[Material provided — start]
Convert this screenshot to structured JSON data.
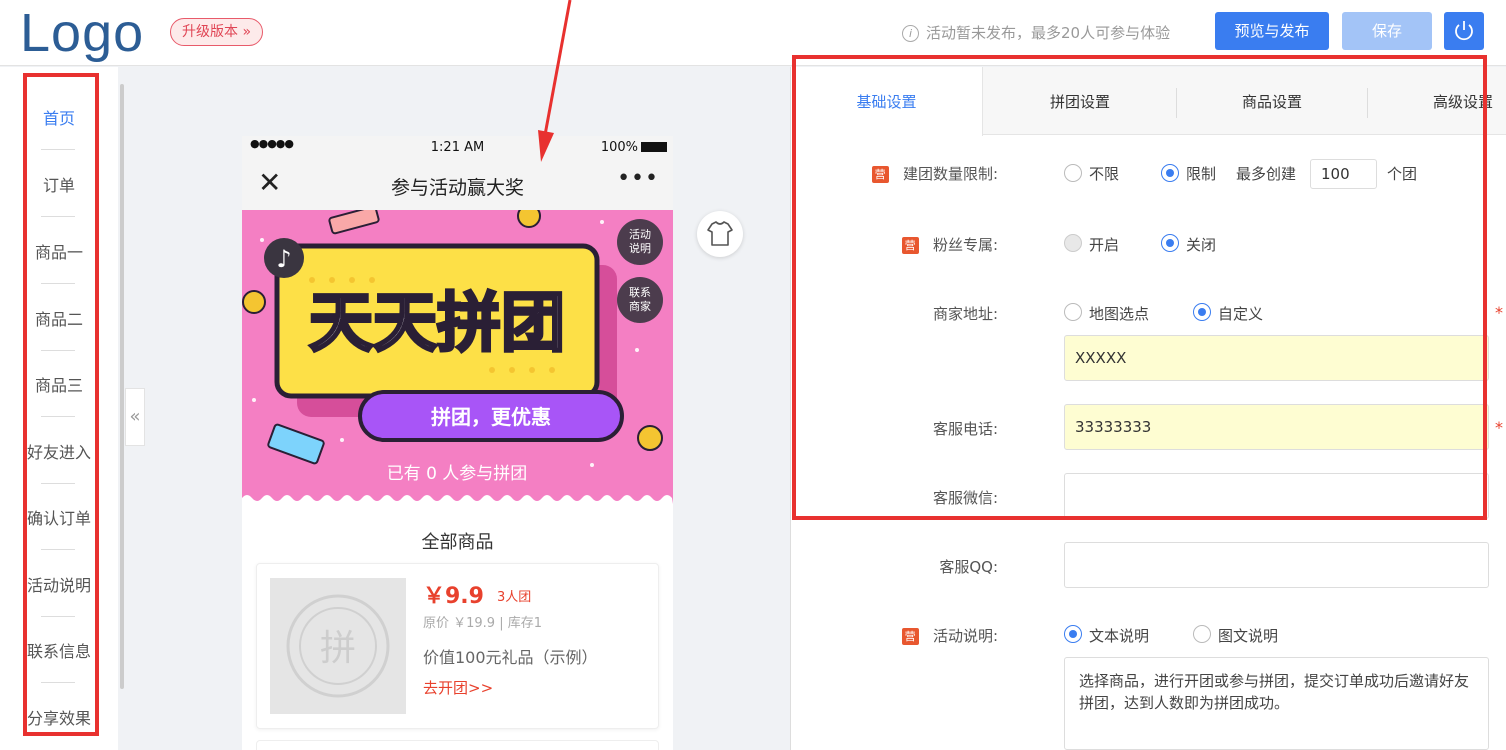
{
  "header": {
    "logo": "Logo",
    "upgrade_label": "升级版本 »",
    "notice_icon": "i",
    "notice": "活动暂未发布，最多20人可参与体验",
    "publish_label": "预览与发布",
    "save_label": "保存"
  },
  "sidebar": {
    "items": [
      {
        "label": "首页",
        "active": true
      },
      {
        "label": "订单"
      },
      {
        "label": "商品一"
      },
      {
        "label": "商品二"
      },
      {
        "label": "商品三"
      },
      {
        "label": "好友进入"
      },
      {
        "label": "确认订单"
      },
      {
        "label": "活动说明"
      },
      {
        "label": "联系信息"
      },
      {
        "label": "分享效果"
      }
    ],
    "collapse_label": "«"
  },
  "phone": {
    "status": {
      "dots": "●●●●●",
      "time": "1:21 AM",
      "battery": "100%"
    },
    "nav_close": "✕",
    "title": "参与活动赢大奖",
    "nav_more": "•••",
    "banner": {
      "headline": "天天拼团",
      "slogan": "拼团，更优惠",
      "participants": "已有 0 人参与拼团",
      "rules_button": "活动说明",
      "contact_button": "联系商家",
      "seal_char": "拼"
    },
    "section_title": "全部商品",
    "product": {
      "price": "￥9.9",
      "group_size": "3人团",
      "original": "原价 ￥19.9 | 库存1",
      "name": "价值100元礼品（示例）",
      "action": "去开团>>"
    }
  },
  "panel": {
    "tabs": [
      "基础设置",
      "拼团设置",
      "商品设置",
      "高级设置"
    ],
    "active_tab": 0,
    "badge": "营",
    "fields": {
      "group_limit": {
        "label": "建团数量限制:",
        "opt1": "不限",
        "opt2": "限制",
        "selected": 1,
        "prefix": "最多创建",
        "value": "100",
        "suffix": "个团"
      },
      "fans_only": {
        "label": "粉丝专属:",
        "opt1": "开启",
        "opt2": "关闭",
        "selected": 1
      },
      "address": {
        "label": "商家地址:",
        "opt1": "地图选点",
        "opt2": "自定义",
        "selected": 1,
        "value": "XXXXX"
      },
      "phone": {
        "label": "客服电话:",
        "value": "33333333"
      },
      "wechat": {
        "label": "客服微信:",
        "value": ""
      },
      "qq": {
        "label": "客服QQ:",
        "value": ""
      },
      "desc": {
        "label": "活动说明:",
        "opt1": "文本说明",
        "opt2": "图文说明",
        "selected": 0,
        "text": "选择商品，进行开团或参与拼团，提交订单成功后邀请好友拼团，达到人数即为拼团成功。"
      }
    },
    "required_mark": "*"
  },
  "colors": {
    "accent": "#3a7df0",
    "highlight": "#e8312f",
    "price": "#e8412d",
    "banner_pink": "#f47fc3",
    "banner_yellow": "#fde047"
  }
}
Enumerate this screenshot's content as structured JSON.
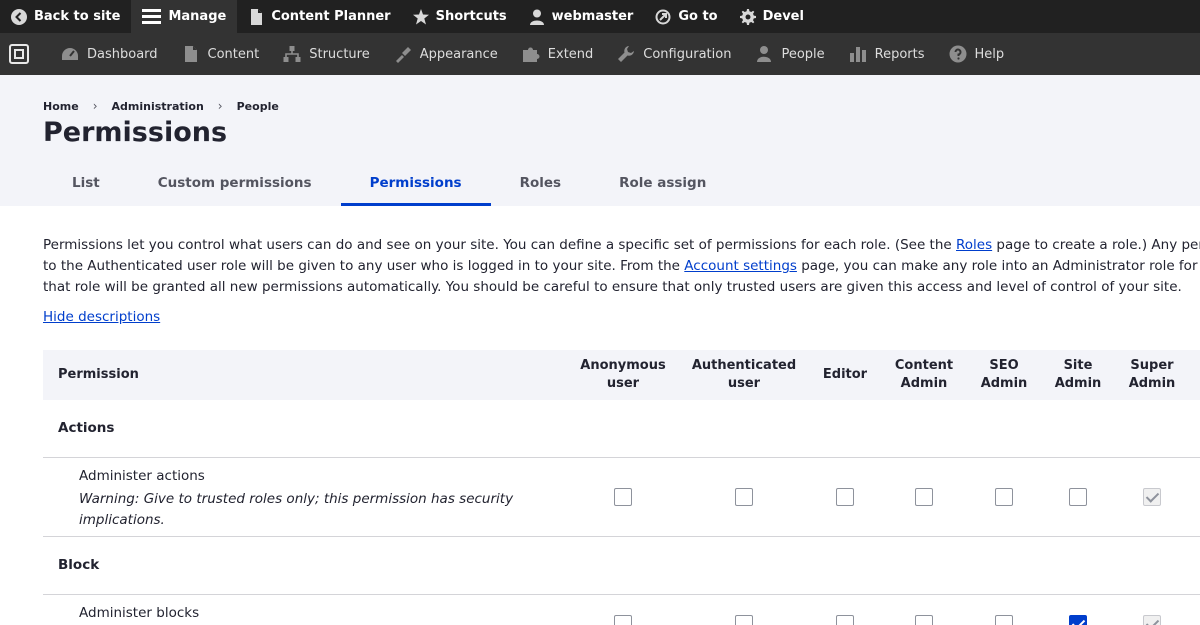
{
  "toolbar": {
    "back_to_site": "Back to site",
    "manage": "Manage",
    "content_planner": "Content Planner",
    "shortcuts": "Shortcuts",
    "user": "webmaster",
    "go_to": "Go to",
    "devel": "Devel"
  },
  "tray": {
    "dashboard": "Dashboard",
    "content": "Content",
    "structure": "Structure",
    "appearance": "Appearance",
    "extend": "Extend",
    "configuration": "Configuration",
    "people": "People",
    "reports": "Reports",
    "help": "Help"
  },
  "breadcrumb": {
    "home": "Home",
    "administration": "Administration",
    "people": "People",
    "separator": "›"
  },
  "page": {
    "title": "Permissions"
  },
  "tabs": [
    "List",
    "Custom permissions",
    "Permissions",
    "Roles",
    "Role assign"
  ],
  "intro": {
    "line1_a": "Permissions let you control what users can do and see on your site. You can define a specific set of permissions for each role. (See the ",
    "roles_link": "Roles",
    "line1_b": " page to create a role.) Any permiss",
    "line2_a": "to the Authenticated user role will be given to any user who is logged in to your site. From the ",
    "account_link": "Account settings",
    "line2_b": " page, you can make any role into an Administrator role for the si",
    "line3": "that role will be granted all new permissions automatically. You should be careful to ensure that only trusted users are given this access and level of control of your site."
  },
  "hide_descriptions": "Hide descriptions",
  "table": {
    "permission_header": "Permission",
    "roles": [
      {
        "line1": "Anonymous",
        "line2": "user"
      },
      {
        "line1": "Authenticated",
        "line2": "user"
      },
      {
        "line1": "Editor",
        "line2": ""
      },
      {
        "line1": "Content",
        "line2": "Admin"
      },
      {
        "line1": "SEO",
        "line2": "Admin"
      },
      {
        "line1": "Site",
        "line2": "Admin"
      },
      {
        "line1": "Super",
        "line2": "Admin"
      }
    ],
    "groups": [
      {
        "name": "Actions",
        "permissions": [
          {
            "name": "Administer actions",
            "description": "Warning: Give to trusted roles only; this permission has security implications.",
            "states": [
              "unchecked",
              "unchecked",
              "unchecked",
              "unchecked",
              "unchecked",
              "unchecked",
              "disabled-checked"
            ]
          }
        ]
      },
      {
        "name": "Block",
        "permissions": [
          {
            "name": "Administer blocks",
            "description": "",
            "states": [
              "unchecked",
              "unchecked",
              "unchecked",
              "unchecked",
              "unchecked",
              "checked",
              "disabled-checked"
            ]
          }
        ]
      }
    ]
  },
  "colors": {
    "toolbar_bg": "#212121",
    "tray_bg": "#333333",
    "header_bg": "#f3f4f9",
    "accent": "#003ecc",
    "text": "#222330"
  }
}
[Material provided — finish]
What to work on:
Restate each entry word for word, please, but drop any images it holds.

Answer space:
Convert this screenshot to structured JSON data.
{
  "header": {
    "logo": "Logo",
    "upgrade_label": "升级版本 »",
    "notice_icon": "i",
    "notice": "活动暂未发布，最多20人可参与体验",
    "publish_label": "预览与发布",
    "save_label": "保存"
  },
  "sidebar": {
    "items": [
      {
        "label": "首页",
        "active": true
      },
      {
        "label": "订单"
      },
      {
        "label": "商品一"
      },
      {
        "label": "商品二"
      },
      {
        "label": "商品三"
      },
      {
        "label": "好友进入"
      },
      {
        "label": "确认订单"
      },
      {
        "label": "活动说明"
      },
      {
        "label": "联系信息"
      },
      {
        "label": "分享效果"
      }
    ],
    "collapse_label": "«"
  },
  "phone": {
    "status": {
      "dots": "●●●●●",
      "time": "1:21 AM",
      "battery": "100%"
    },
    "nav_close": "✕",
    "title": "参与活动赢大奖",
    "nav_more": "•••",
    "banner": {
      "headline": "天天拼团",
      "slogan": "拼团，更优惠",
      "participants": "已有 0 人参与拼团",
      "rules_button": "活动说明",
      "contact_button": "联系商家",
      "seal_char": "拼"
    },
    "section_title": "全部商品",
    "product": {
      "price": "￥9.9",
      "group_size": "3人团",
      "original": "原价 ￥19.9 | 库存1",
      "name": "价值100元礼品（示例）",
      "action": "去开团>>"
    }
  },
  "panel": {
    "tabs": [
      "基础设置",
      "拼团设置",
      "商品设置",
      "高级设置"
    ],
    "active_tab": 0,
    "badge": "营",
    "fields": {
      "group_limit": {
        "label": "建团数量限制:",
        "opt1": "不限",
        "opt2": "限制",
        "selected": 1,
        "prefix": "最多创建",
        "value": "100",
        "suffix": "个团"
      },
      "fans_only": {
        "label": "粉丝专属:",
        "opt1": "开启",
        "opt2": "关闭",
        "selected": 1
      },
      "address": {
        "label": "商家地址:",
        "opt1": "地图选点",
        "opt2": "自定义",
        "selected": 1,
        "value": "XXXXX"
      },
      "phone": {
        "label": "客服电话:",
        "value": "33333333"
      },
      "wechat": {
        "label": "客服微信:",
        "value": ""
      },
      "qq": {
        "label": "客服QQ:",
        "value": ""
      },
      "desc": {
        "label": "活动说明:",
        "opt1": "文本说明",
        "opt2": "图文说明",
        "selected": 0,
        "text": "选择商品，进行开团或参与拼团，提交订单成功后邀请好友拼团，达到人数即为拼团成功。"
      }
    },
    "required_mark": "*"
  },
  "colors": {
    "accent": "#3a7df0",
    "highlight": "#e8312f",
    "price": "#e8412d",
    "banner_pink": "#f47fc3",
    "banner_yellow": "#fde047"
  }
}
Enumerate this screenshot's content as structured JSON.
{
  "toolbar": {
    "back_to_site": "Back to site",
    "manage": "Manage",
    "content_planner": "Content Planner",
    "shortcuts": "Shortcuts",
    "user": "webmaster",
    "go_to": "Go to",
    "devel": "Devel"
  },
  "tray": {
    "dashboard": "Dashboard",
    "content": "Content",
    "structure": "Structure",
    "appearance": "Appearance",
    "extend": "Extend",
    "configuration": "Configuration",
    "people": "People",
    "reports": "Reports",
    "help": "Help"
  },
  "breadcrumb": {
    "home": "Home",
    "administration": "Administration",
    "people": "People",
    "separator": "›"
  },
  "page": {
    "title": "Permissions"
  },
  "tabs": [
    "List",
    "Custom permissions",
    "Permissions",
    "Roles",
    "Role assign"
  ],
  "intro": {
    "line1_a": "Permissions let you control what users can do and see on your site. You can define a specific set of permissions for each role. (See the ",
    "roles_link": "Roles",
    "line1_b": " page to create a role.) Any permiss",
    "line2_a": "to the Authenticated user role will be given to any user who is logged in to your site. From the ",
    "account_link": "Account settings",
    "line2_b": " page, you can make any role into an Administrator role for the si",
    "line3": "that role will be granted all new permissions automatically. You should be careful to ensure that only trusted users are given this access and level of control of your site."
  },
  "hide_descriptions": "Hide descriptions",
  "table": {
    "permission_header": "Permission",
    "roles": [
      {
        "line1": "Anonymous",
        "line2": "user"
      },
      {
        "line1": "Authenticated",
        "line2": "user"
      },
      {
        "line1": "Editor",
        "line2": ""
      },
      {
        "line1": "Content",
        "line2": "Admin"
      },
      {
        "line1": "SEO",
        "line2": "Admin"
      },
      {
        "line1": "Site",
        "line2": "Admin"
      },
      {
        "line1": "Super",
        "line2": "Admin"
      }
    ],
    "groups": [
      {
        "name": "Actions",
        "permissions": [
          {
            "name": "Administer actions",
            "description": "Warning: Give to trusted roles only; this permission has security implications.",
            "states": [
              "unchecked",
              "unchecked",
              "unchecked",
              "unchecked",
              "unchecked",
              "unchecked",
              "disabled-checked"
            ]
          }
        ]
      },
      {
        "name": "Block",
        "permissions": [
          {
            "name": "Administer blocks",
            "description": "",
            "states": [
              "unchecked",
              "unchecked",
              "unchecked",
              "unchecked",
              "unchecked",
              "checked",
              "disabled-checked"
            ]
          }
        ]
      }
    ]
  },
  "colors": {
    "toolbar_bg": "#212121",
    "tray_bg": "#333333",
    "header_bg": "#f3f4f9",
    "accent": "#003ecc",
    "text": "#222330"
  }
}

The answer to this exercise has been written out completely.